When you copy the material below, keep every line exact and omit the pictures.

- - - -

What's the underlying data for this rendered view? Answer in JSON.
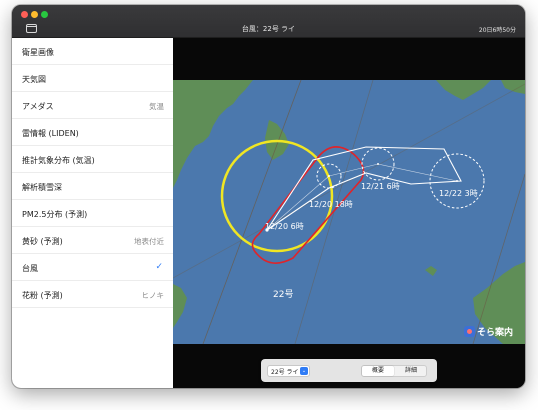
{
  "window": {
    "title": "台風：22号 ライ",
    "time": "20日6時50分"
  },
  "sidebar": {
    "items": [
      {
        "label": "衛星画像",
        "value": "",
        "selected": false
      },
      {
        "label": "天気図",
        "value": "",
        "selected": false
      },
      {
        "label": "アメダス",
        "value": "気温",
        "selected": false
      },
      {
        "label": "雷情報 (LIDEN)",
        "value": "",
        "selected": false
      },
      {
        "label": "推計気象分布 (気温)",
        "value": "",
        "selected": false
      },
      {
        "label": "解析積雪深",
        "value": "",
        "selected": false
      },
      {
        "label": "PM2.5分布 (予測)",
        "value": "",
        "selected": false
      },
      {
        "label": "黄砂 (予測)",
        "value": "地表付近",
        "selected": false
      },
      {
        "label": "台風",
        "value": "✓",
        "selected": true
      },
      {
        "label": "花粉 (予測)",
        "value": "ヒノキ",
        "selected": false
      }
    ]
  },
  "map": {
    "forecast_labels": [
      "12/20 6時",
      "12/20 18時",
      "12/21 6時",
      "12/22 3時"
    ],
    "storm_label": "22号",
    "brand": "そら案内",
    "colors": {
      "ocean": "#4b78ad",
      "land": "#5f8e57",
      "storm_warning_circle": "#f0e623",
      "storm_strong_area": "#e0242a",
      "forecast_circle": "#ffffff"
    }
  },
  "controls": {
    "storm_select": "22号 ライ",
    "segment_summary": "概要",
    "segment_detail": "詳細"
  }
}
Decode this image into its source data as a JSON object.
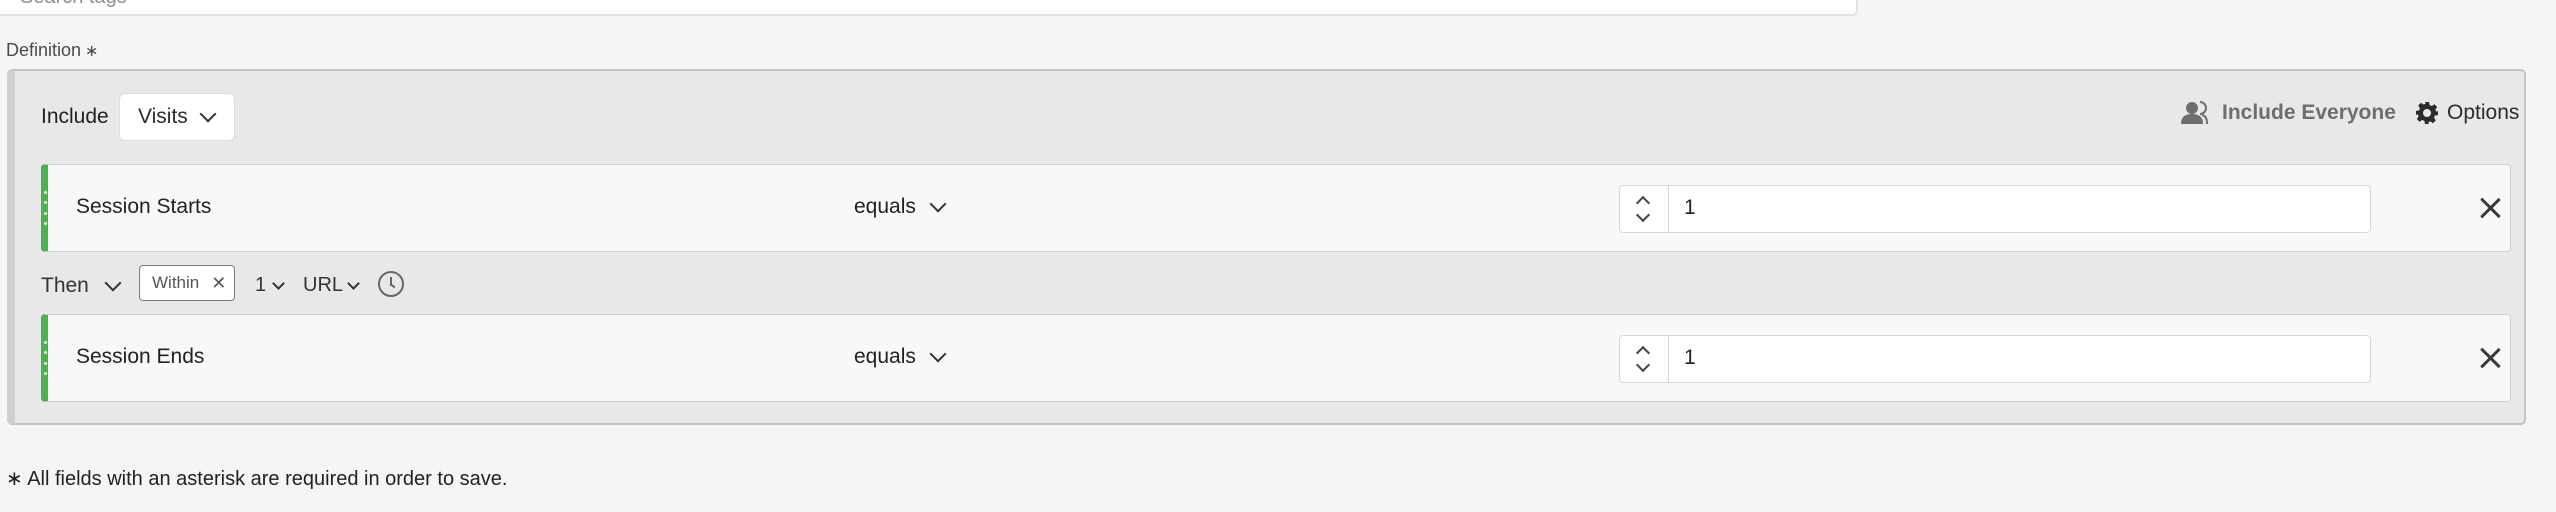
{
  "search": {
    "placeholder": "Search tags"
  },
  "definition": {
    "label": "Definition",
    "required_mark": "∗"
  },
  "header": {
    "include_label": "Include",
    "context_value": "Visits",
    "include_everyone_label": "Include Everyone",
    "options_label": "Options"
  },
  "rules": [
    {
      "name": "Session Starts",
      "operator": "equals",
      "value": "1"
    },
    {
      "name": "Session Ends",
      "operator": "equals",
      "value": "1"
    }
  ],
  "sequence": {
    "then_label": "Then",
    "within_label": "Within",
    "count": "1",
    "unit": "URL"
  },
  "footer": {
    "note": "∗ All fields with an asterisk are required in order to save."
  },
  "colors": {
    "accent_green": "#4bb24f",
    "container_bg": "#e8e8e8"
  },
  "icons": [
    "person-icon",
    "gear-icon",
    "chevron-down-icon",
    "stepper-icon",
    "close-icon",
    "clock-icon",
    "drag-handle-icon"
  ]
}
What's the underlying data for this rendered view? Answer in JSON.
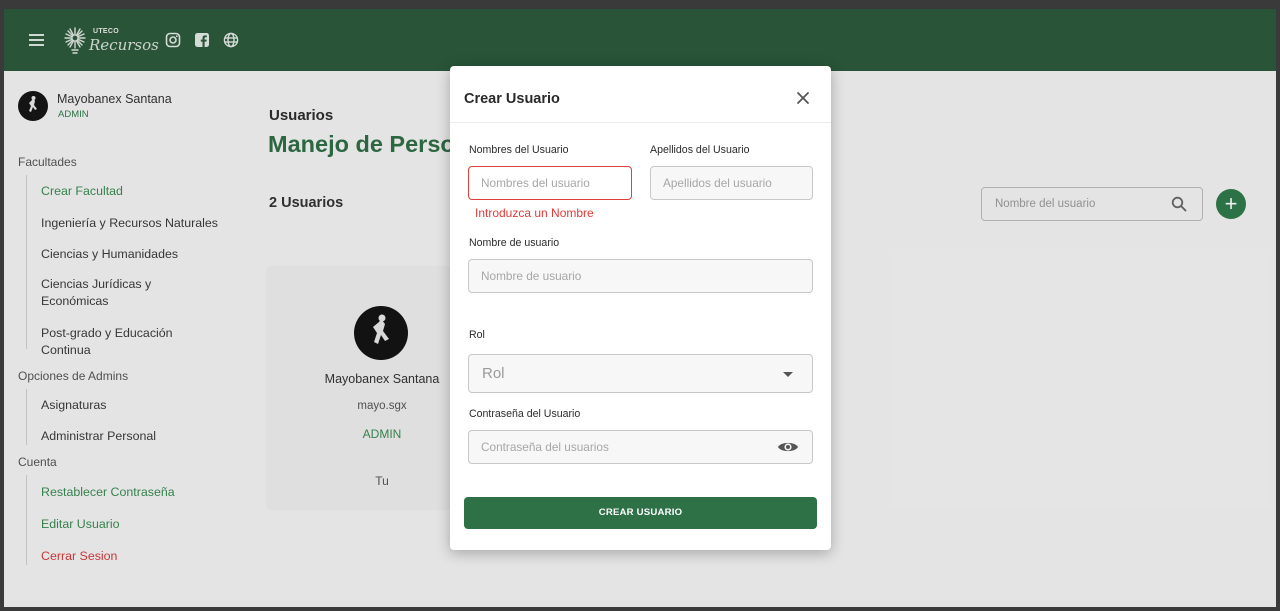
{
  "header": {
    "logo_small_text": "UTECO",
    "logo_script_text": "Recursos",
    "icons": [
      "menu-icon",
      "logo-icon",
      "instagram-icon",
      "facebook-icon",
      "globe-icon"
    ]
  },
  "sidebar": {
    "user": {
      "name": "Mayobanex Santana",
      "role": "ADMIN"
    },
    "sections": [
      {
        "title": "Facultades",
        "items": [
          "Crear Facultad",
          "Ingeniería y Recursos Naturales",
          "Ciencias y Humanidades",
          "Ciencias Jurídicas y Económicas",
          "Post-grado y Educación Continua"
        ]
      },
      {
        "title": "Opciones de Admins",
        "items": [
          "Asignaturas",
          "Administrar Personal"
        ]
      },
      {
        "title": "Cuenta",
        "items": [
          "Restablecer Contraseña",
          "Editar Usuario",
          "Cerrar Sesion"
        ]
      }
    ]
  },
  "main": {
    "subtitle": "Usuarios",
    "title": "Manejo de Personal",
    "count": "2 Usuarios",
    "search_placeholder": "Nombre del usuario",
    "add_button": "+",
    "card": {
      "name": "Mayobanex Santana",
      "username": "mayo.sgx",
      "role": "ADMIN",
      "tag": "Tu"
    }
  },
  "modal": {
    "title": "Crear Usuario",
    "first_name": {
      "label": "Nombres del Usuario",
      "placeholder": "Nombres del usuario",
      "error": "Introduzca un Nombre"
    },
    "last_name": {
      "label": "Apellidos del Usuario",
      "placeholder": "Apellidos del usuario"
    },
    "username": {
      "label": "Nombre de usuario",
      "placeholder": "Nombre de usuario"
    },
    "role": {
      "label": "Rol",
      "value": "Rol"
    },
    "password": {
      "label": "Contraseña del Usuario",
      "placeholder": "Contraseña del usuarios"
    },
    "submit": "CREAR USUARIO"
  },
  "colors": {
    "header_bg": "#2c5a3b",
    "accent_green": "#2f7a4b",
    "error_red": "#df3b36",
    "logout_red": "#d33b3b"
  }
}
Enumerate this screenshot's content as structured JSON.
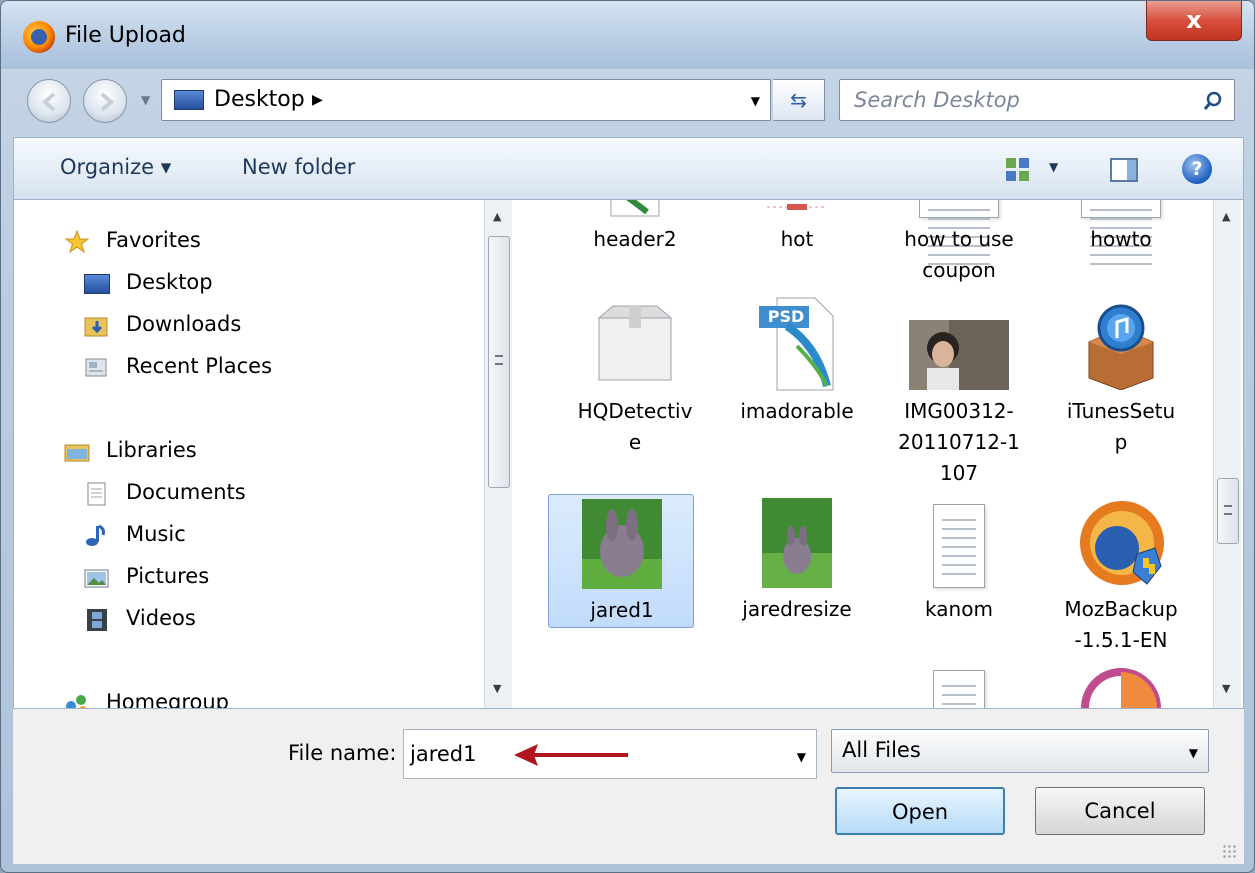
{
  "window": {
    "title": "File Upload",
    "close_label": "x"
  },
  "nav": {
    "address": "Desktop",
    "search_placeholder": "Search Desktop"
  },
  "toolbar": {
    "organize": "Organize ▾",
    "new_folder": "New folder",
    "help": "?"
  },
  "navpane": {
    "favorites": "Favorites",
    "desktop": "Desktop",
    "downloads": "Downloads",
    "recent_places": "Recent Places",
    "libraries": "Libraries",
    "documents": "Documents",
    "music": "Music",
    "pictures": "Pictures",
    "videos": "Videos",
    "homegroup": "Homegroup"
  },
  "files": {
    "header2": "header2",
    "hot": "hot",
    "how_to_use_1": "how to use",
    "how_to_use_2": "coupon",
    "howto": "howto",
    "hqdetective_1": "HQDetectiv",
    "hqdetective_2": "e",
    "imadorable": "imadorable",
    "img_1": "IMG00312-",
    "img_2": "20110712-1",
    "img_3": "107",
    "itunes_1": "iTunesSetu",
    "itunes_2": "p",
    "jared1": "jared1",
    "jaredresize": "jaredresize",
    "kanom": "kanom",
    "mozbackup_1": "MozBackup",
    "mozbackup_2": "-1.5.1-EN",
    "psd_badge": "PSD"
  },
  "bottom": {
    "file_name_label": "File name:",
    "file_name_value": "jared1",
    "filter": "All Files",
    "open": "Open",
    "cancel": "Cancel"
  },
  "colors": {
    "accent": "#3c7fb1",
    "selection": "#c1dcfb",
    "annotation_arrow": "#b0161c"
  }
}
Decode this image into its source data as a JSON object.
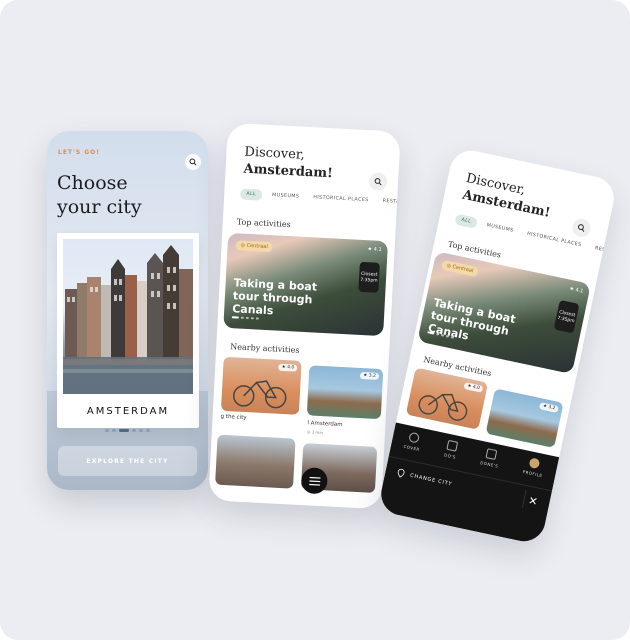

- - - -

• **Completed task**
What's the underlying data for this rendered view? Answer in JSON.
{
  "window": {
    "title": "台風：22号 ライ",
    "time": "20日6時50分"
  },
  "sidebar": {
    "items": [
      {
        "label": "衛星画像",
        "value": "",
        "selected": false
      },
      {
        "label": "天気図",
        "value": "",
        "selected": false
      },
      {
        "label": "アメダス",
        "value": "気温",
        "selected": false
      },
      {
        "label": "雷情報 (LIDEN)",
        "value": "",
        "selected": false
      },
      {
        "label": "推計気象分布 (気温)",
        "value": "",
        "selected": false
      },
      {
        "label": "解析積雪深",
        "value": "",
        "selected": false
      },
      {
        "label": "PM2.5分布 (予測)",
        "value": "",
        "selected": false
      },
      {
        "label": "黄砂 (予測)",
        "value": "地表付近",
        "selected": false
      },
      {
        "label": "台風",
        "value": "✓",
        "selected": true
      },
      {
        "label": "花粉 (予測)",
        "value": "ヒノキ",
        "selected": false
      }
    ]
  },
  "map": {
    "forecast_labels": [
      "12/20 6時",
      "12/20 18時",
      "12/21 6時",
      "12/22 3時"
    ],
    "storm_label": "22号",
    "brand": "そら案内",
    "colors": {
      "ocean": "#4b78ad",
      "land": "#5f8e57",
      "storm_warning_circle": "#f0e623",
      "storm_strong_area": "#e0242a",
      "forecast_circle": "#ffffff"
    }
  },
  "controls": {
    "storm_select": "22号 ライ",
    "segment_summary": "概要",
    "segment_detail": "詳細"
  }
}
Decode this image into its source data as a JSON object.
{
  "search": {
    "placeholder": "Search tags"
  },
  "definition": {
    "label": "Definition",
    "required_mark": "∗"
  },
  "header": {
    "include_label": "Include",
    "context_value": "Visits",
    "include_everyone_label": "Include Everyone",
    "options_label": "Options"
  },
  "rules": [
    {
      "name": "Session Starts",
      "operator": "equals",
      "value": "1"
    },
    {
      "name": "Session Ends",
      "operator": "equals",
      "value": "1"
    }
  ],
  "sequence": {
    "then_label": "Then",
    "within_label": "Within",
    "count": "1",
    "unit": "URL"
  },
  "footer": {
    "note": "∗ All fields with an asterisk are required in order to save."
  },
  "colors": {
    "accent_green": "#4bb24f",
    "container_bg": "#e8e8e8"
  },
  "icons": [
    "person-icon",
    "gear-icon",
    "chevron-down-icon",
    "stepper-icon",
    "close-icon",
    "clock-icon",
    "drag-handle-icon"
  ]
}
What's the underlying data for this rendered view? Answer in JSON.
{
  "header": {
    "logo_small_text": "UTECO",
    "logo_script_text": "Recursos",
    "icons": [
      "menu-icon",
      "logo-icon",
      "instagram-icon",
      "facebook-icon",
      "globe-icon"
    ]
  },
  "sidebar": {
    "user": {
      "name": "Mayobanex Santana",
      "role": "ADMIN"
    },
    "sections": [
      {
        "title": "Facultades",
        "items": [
          "Crear Facultad",
          "Ingeniería y Recursos Naturales",
          "Ciencias y Humanidades",
          "Ciencias Jurídicas y Económicas",
          "Post-grado y Educación Continua"
        ]
      },
      {
        "title": "Opciones de Admins",
        "items": [
          "Asignaturas",
          "Administrar Personal"
        ]
      },
      {
        "title": "Cuenta",
        "items": [
          "Restablecer Contraseña",
          "Editar Usuario",
          "Cerrar Sesion"
        ]
      }
    ]
  },
  "main": {
    "subtitle": "Usuarios",
    "title": "Manejo de Personal",
    "count": "2 Usuarios",
    "search_placeholder": "Nombre del usuario",
    "add_button": "+",
    "card": {
      "name": "Mayobanex Santana",
      "username": "mayo.sgx",
      "role": "ADMIN",
      "tag": "Tu"
    }
  },
  "modal": {
    "title": "Crear Usuario",
    "first_name": {
      "label": "Nombres del Usuario",
      "placeholder": "Nombres del usuario",
      "error": "Introduzca un Nombre"
    },
    "last_name": {
      "label": "Apellidos del Usuario",
      "placeholder": "Apellidos del usuario"
    },
    "username": {
      "label": "Nombre de usuario",
      "placeholder": "Nombre de usuario"
    },
    "role": {
      "label": "Rol",
      "value": "Rol"
    },
    "password": {
      "label": "Contraseña del Usuario",
      "placeholder": "Contraseña del usuarios"
    },
    "submit": "CREAR USUARIO"
  },
  "colors": {
    "header_bg": "#2c5a3b",
    "accent_green": "#2f7a4b",
    "error_red": "#df3b36",
    "logout_red": "#d33b3b"
  }
}
Enumerate this screenshot's content as structured JSON.
{
  "window": {
    "title": "File Upload",
    "close_label": "x"
  },
  "nav": {
    "address": "Desktop",
    "search_placeholder": "Search Desktop"
  },
  "toolbar": {
    "organize": "Organize ▾",
    "new_folder": "New folder",
    "help": "?"
  },
  "navpane": {
    "favorites": "Favorites",
    "desktop": "Desktop",
    "downloads": "Downloads",
    "recent_places": "Recent Places",
    "libraries": "Libraries",
    "documents": "Documents",
    "music": "Music",
    "pictures": "Pictures",
    "videos": "Videos",
    "homegroup": "Homegroup"
  },
  "files": {
    "header2": "header2",
    "hot": "hot",
    "how_to_use_1": "how to use",
    "how_to_use_2": "coupon",
    "howto": "howto",
    "hqdetective_1": "HQDetectiv",
    "hqdetective_2": "e",
    "imadorable": "imadorable",
    "img_1": "IMG00312-",
    "img_2": "20110712-1",
    "img_3": "107",
    "itunes_1": "iTunesSetu",
    "itunes_2": "p",
    "jared1": "jared1",
    "jaredresize": "jaredresize",
    "kanom": "kanom",
    "mozbackup_1": "MozBackup",
    "mozbackup_2": "-1.5.1-EN",
    "psd_badge": "PSD"
  },
  "bottom": {
    "file_name_label": "File name:",
    "file_name_value": "jared1",
    "filter": "All Files",
    "open": "Open",
    "cancel": "Cancel"
  },
  "colors": {
    "accent": "#3c7fb1",
    "selection": "#c1dcfb",
    "annotation_arrow": "#b0161c"
  }
}
Decode this image into its source data as a JSON object.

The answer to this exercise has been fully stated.